If it was up to Toronto Maple Leafs general manager Brian Burke, there would be no World Hockey Championship in Olympic years.
"It's too much hockey," said Burke. "It's too much for our players and I don't think it has the lustre that the tournament normally has because everyone was focused on Vancouver. NHL teams don't get anything out of this. The players don't get paid."
Burke was the general manager of the American entry that struggled in Germany and barely avoided relegation. Mark Messier was the general manager of Team Canada, which lost to the powerful Russians in the quarterfinals. However, neither team had rosters close to resembling those that squared off in the gold medal game at the Olympics in February.
To make matters worse for Burke, he was steamed to read a controversial article written by the communications director of the International Ice Hockey Federation and posted on the IIHF website, criticizing star players like Sidney Crosby for turning down invitations to play.
The article has since been removed and IIHF president René Fasel has apologized to Crosby's agent but Burke is still bothered by the stance taken by someone on the IIHF payroll.
"I was infuriated by the story because the guy who wrote it is on the staff of the IIHF but I didn't think it came off like that," said Burke. "They tried to pass it off as a news story. It would be different if (a reporter) decided to do an editorial that more players should answer the bell and go play in the World Championship. You're entitled to your opinion."

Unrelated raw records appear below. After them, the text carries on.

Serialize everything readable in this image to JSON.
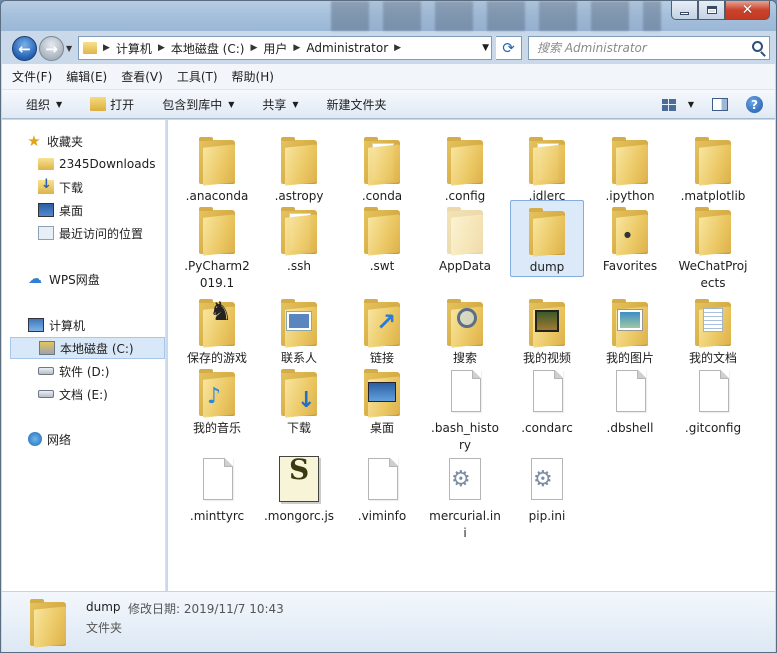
{
  "address": {
    "crumbs": [
      "计算机",
      "本地磁盘 (C:)",
      "用户",
      "Administrator"
    ],
    "search_placeholder": "搜索 Administrator"
  },
  "menu": [
    "文件(F)",
    "编辑(E)",
    "查看(V)",
    "工具(T)",
    "帮助(H)"
  ],
  "toolbar": {
    "organize": "组织",
    "open": "打开",
    "include_library": "包含到库中",
    "share": "共享",
    "new_folder": "新建文件夹"
  },
  "nav": {
    "favorites": "收藏夹",
    "fav_items": [
      "2345Downloads",
      "下载",
      "桌面",
      "最近访问的位置"
    ],
    "wps": "WPS网盘",
    "computer": "计算机",
    "drives": [
      "本地磁盘 (C:)",
      "软件 (D:)",
      "文档 (E:)"
    ],
    "network": "网络"
  },
  "items": [
    {
      "label": ".anaconda",
      "kind": "folder"
    },
    {
      "label": ".astropy",
      "kind": "folder"
    },
    {
      "label": ".conda",
      "kind": "folder-paper"
    },
    {
      "label": ".config",
      "kind": "folder"
    },
    {
      "label": ".idlerc",
      "kind": "folder-paper"
    },
    {
      "label": ".ipython",
      "kind": "folder"
    },
    {
      "label": ".matplotlib",
      "kind": "folder"
    },
    {
      "label": ".PyCharm2019.1",
      "kind": "folder"
    },
    {
      "label": ".ssh",
      "kind": "folder-paper"
    },
    {
      "label": ".swt",
      "kind": "folder"
    },
    {
      "label": "AppData",
      "kind": "folder-faded"
    },
    {
      "label": "dump",
      "kind": "folder",
      "selected": true
    },
    {
      "label": "Favorites",
      "kind": "folder-fav"
    },
    {
      "label": "WeChatProjects",
      "kind": "folder"
    },
    {
      "label": "保存的游戏",
      "kind": "folder-chess"
    },
    {
      "label": "联系人",
      "kind": "folder-card"
    },
    {
      "label": "链接",
      "kind": "folder-link"
    },
    {
      "label": "搜索",
      "kind": "folder-search"
    },
    {
      "label": "我的视频",
      "kind": "folder-video"
    },
    {
      "label": "我的图片",
      "kind": "folder-photo"
    },
    {
      "label": "我的文档",
      "kind": "folder-doc"
    },
    {
      "label": "我的音乐",
      "kind": "folder-music"
    },
    {
      "label": "下载",
      "kind": "folder-dl"
    },
    {
      "label": "桌面",
      "kind": "folder-desk"
    },
    {
      "label": ".bash_history",
      "kind": "file"
    },
    {
      "label": ".condarc",
      "kind": "file"
    },
    {
      "label": ".dbshell",
      "kind": "file"
    },
    {
      "label": ".gitconfig",
      "kind": "file"
    },
    {
      "label": ".minttyrc",
      "kind": "file"
    },
    {
      "label": ".mongorc.js",
      "kind": "script"
    },
    {
      "label": ".viminfo",
      "kind": "file"
    },
    {
      "label": "mercurial.ini",
      "kind": "ini"
    },
    {
      "label": "pip.ini",
      "kind": "ini"
    }
  ],
  "details": {
    "name": "dump",
    "modified_label": "修改日期:",
    "modified_value": "2019/11/7 10:43",
    "type": "文件夹"
  }
}
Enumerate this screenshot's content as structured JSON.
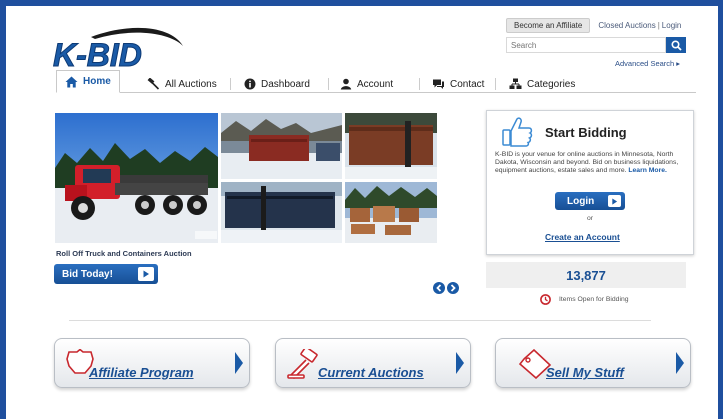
{
  "header": {
    "logo_text": "K-BID",
    "affiliate_button": "Become an Affiliate",
    "closed_auctions": "Closed Auctions",
    "separator": "|",
    "login": "Login",
    "search_placeholder": "Search",
    "advanced_search": "Advanced Search ▸"
  },
  "nav": {
    "items": [
      {
        "label": "Home",
        "icon": "home-icon",
        "active": true
      },
      {
        "label": "All Auctions",
        "icon": "gavel-icon"
      },
      {
        "label": "Dashboard",
        "icon": "info-icon"
      },
      {
        "label": "Account",
        "icon": "user-icon"
      },
      {
        "label": "Contact",
        "icon": "chat-icon"
      },
      {
        "label": "Categories",
        "icon": "sitemap-icon"
      }
    ]
  },
  "featured": {
    "caption": "Roll Off Truck and Containers Auction",
    "bid_button": "Bid Today!"
  },
  "start_bidding": {
    "title": "Start Bidding",
    "description": "K-BID is your venue for online auctions in Minnesota, North Dakota, Wisconsin and beyond. Bid on business liquidations, equipment auctions, estate sales and more.",
    "learn_more": "Learn More.",
    "login_button": "Login",
    "or": "or",
    "create_account": "Create an Account"
  },
  "stats": {
    "count": "13,877",
    "label": "Items Open for Bidding"
  },
  "actions": [
    {
      "label": "Affiliate Program",
      "icon": "badge-icon"
    },
    {
      "label": "Current Auctions",
      "icon": "gavel-icon"
    },
    {
      "label": "Sell My Stuff",
      "icon": "tag-icon"
    }
  ],
  "colors": {
    "frame": "#1f4f9e",
    "accent": "#1a5aa6",
    "text_link": "#1a4f93",
    "icon_red": "#c8282e"
  }
}
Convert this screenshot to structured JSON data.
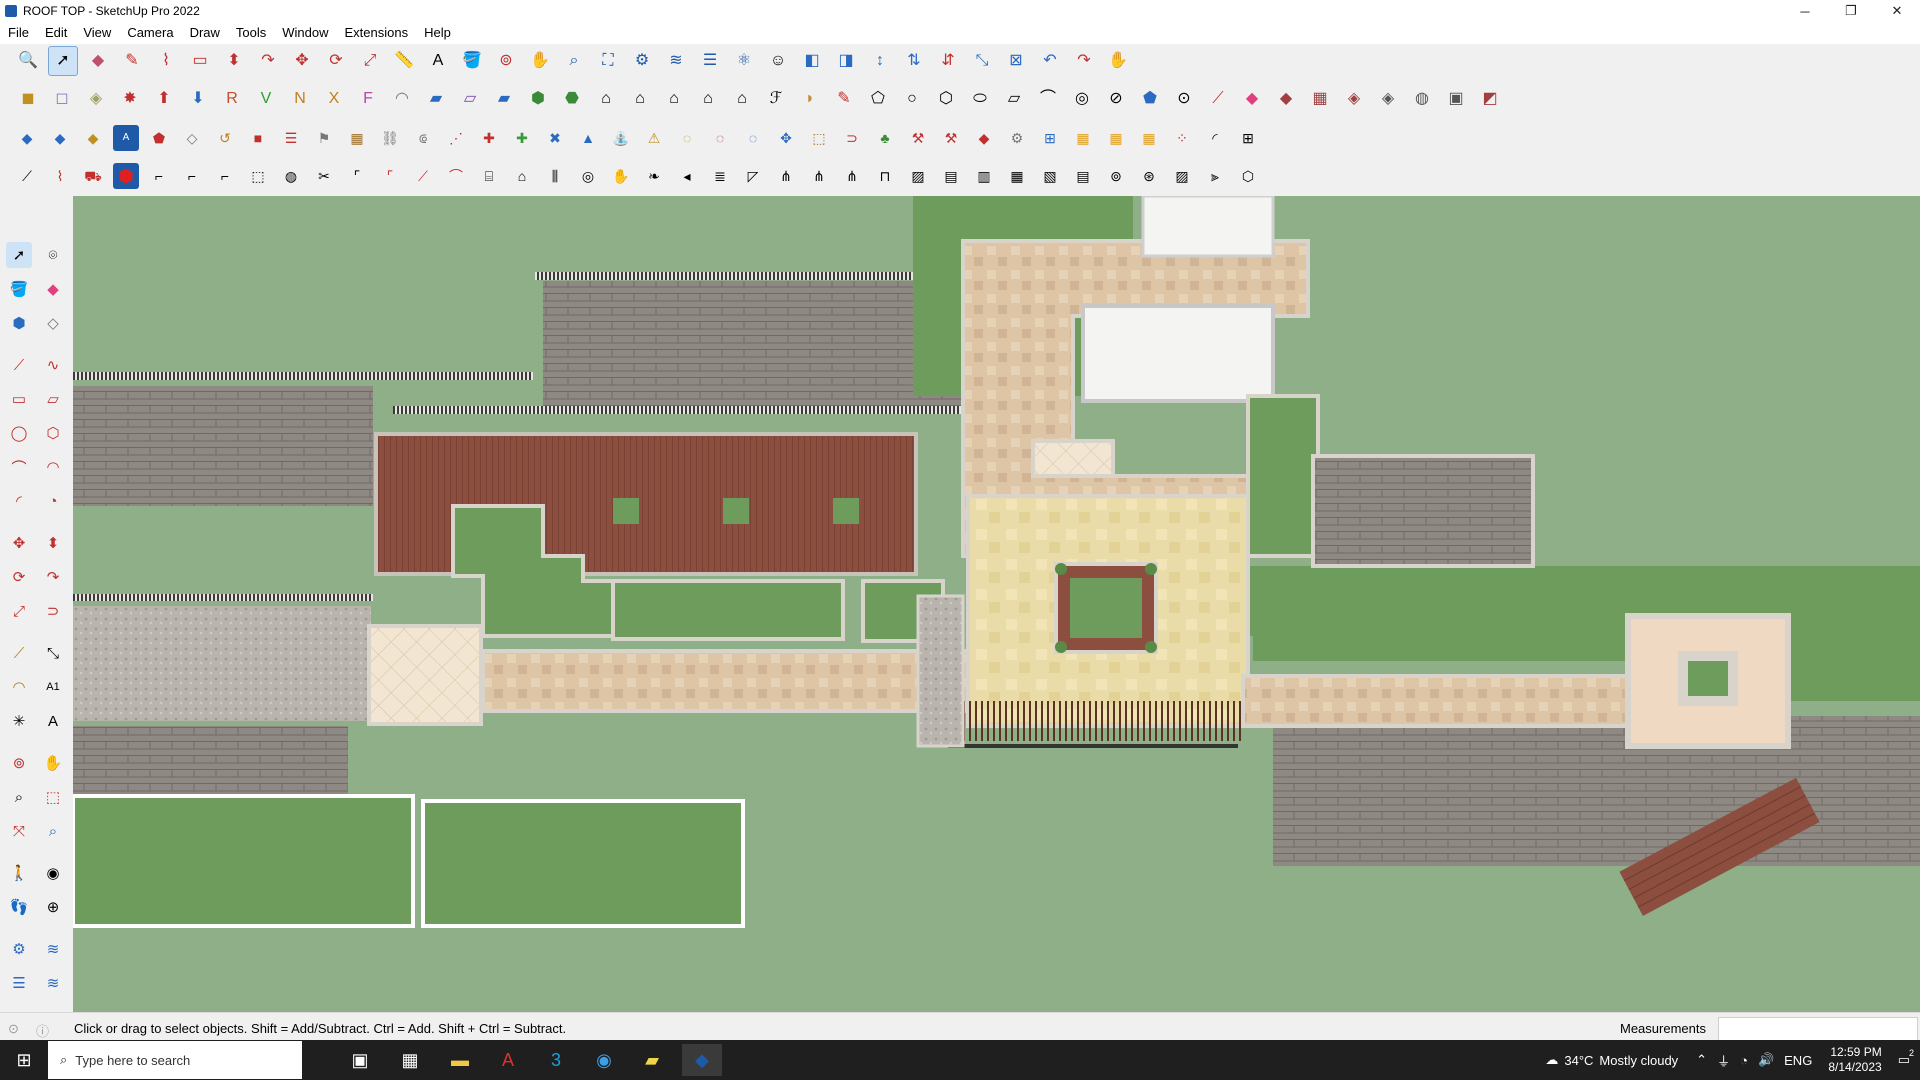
{
  "window": {
    "title": "ROOF TOP - SketchUp Pro 2022",
    "minimize": "─",
    "maximize": "❐",
    "close": "✕"
  },
  "menu": [
    "File",
    "Edit",
    "View",
    "Camera",
    "Draw",
    "Tools",
    "Window",
    "Extensions",
    "Help"
  ],
  "status": {
    "hint": "Click or drag to select objects. Shift = Add/Subtract. Ctrl = Add. Shift + Ctrl = Subtract.",
    "measurements_label": "Measurements",
    "measurements_value": ""
  },
  "taskbar": {
    "search_placeholder": "Type here to search",
    "weather_temp": "34°C",
    "weather_desc": "Mostly cloudy",
    "lang": "ENG",
    "time": "12:59 PM",
    "date": "8/14/2023",
    "notifications": "2"
  },
  "colors": {
    "grass": "#6e9c5c",
    "background_green": "#8faf88",
    "pavers": "#ddc4a4",
    "deck": "#8b4e3f",
    "roof_tiles": "#8a8580",
    "accent_blue": "#1e5aa8"
  }
}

"But when it's someone on the IIHF staff, which has a big financial interest, I think that is really inappropriate."
While Burke admits he's not privy to the decisions that are made within the IIHF, he has his own theory as to why it is still played in Olympic years.
"I think it's based on greed," said Burke. "I think they have a television contract which I've heard is over $20 million and that's why they play it. I say drop it or give us a good reason why (we should play it)."
Burke feels he's not alone in his thoughts on the future of the World Hockey Championship. With players facing the possibility of getting hurt while not playing for their NHL teams, he feels every general manager would side with him on this issue.
"If you ask 30 GMs, they would tell you this is a tournament that should be played every other year. Not only eliminate the Olympic year but play it every other year," said Burke. "The minimum solution for me would be to drop it in Olympic years. I'd like someone from the IIHF to explain to me why we do instead of dinging our players for not going."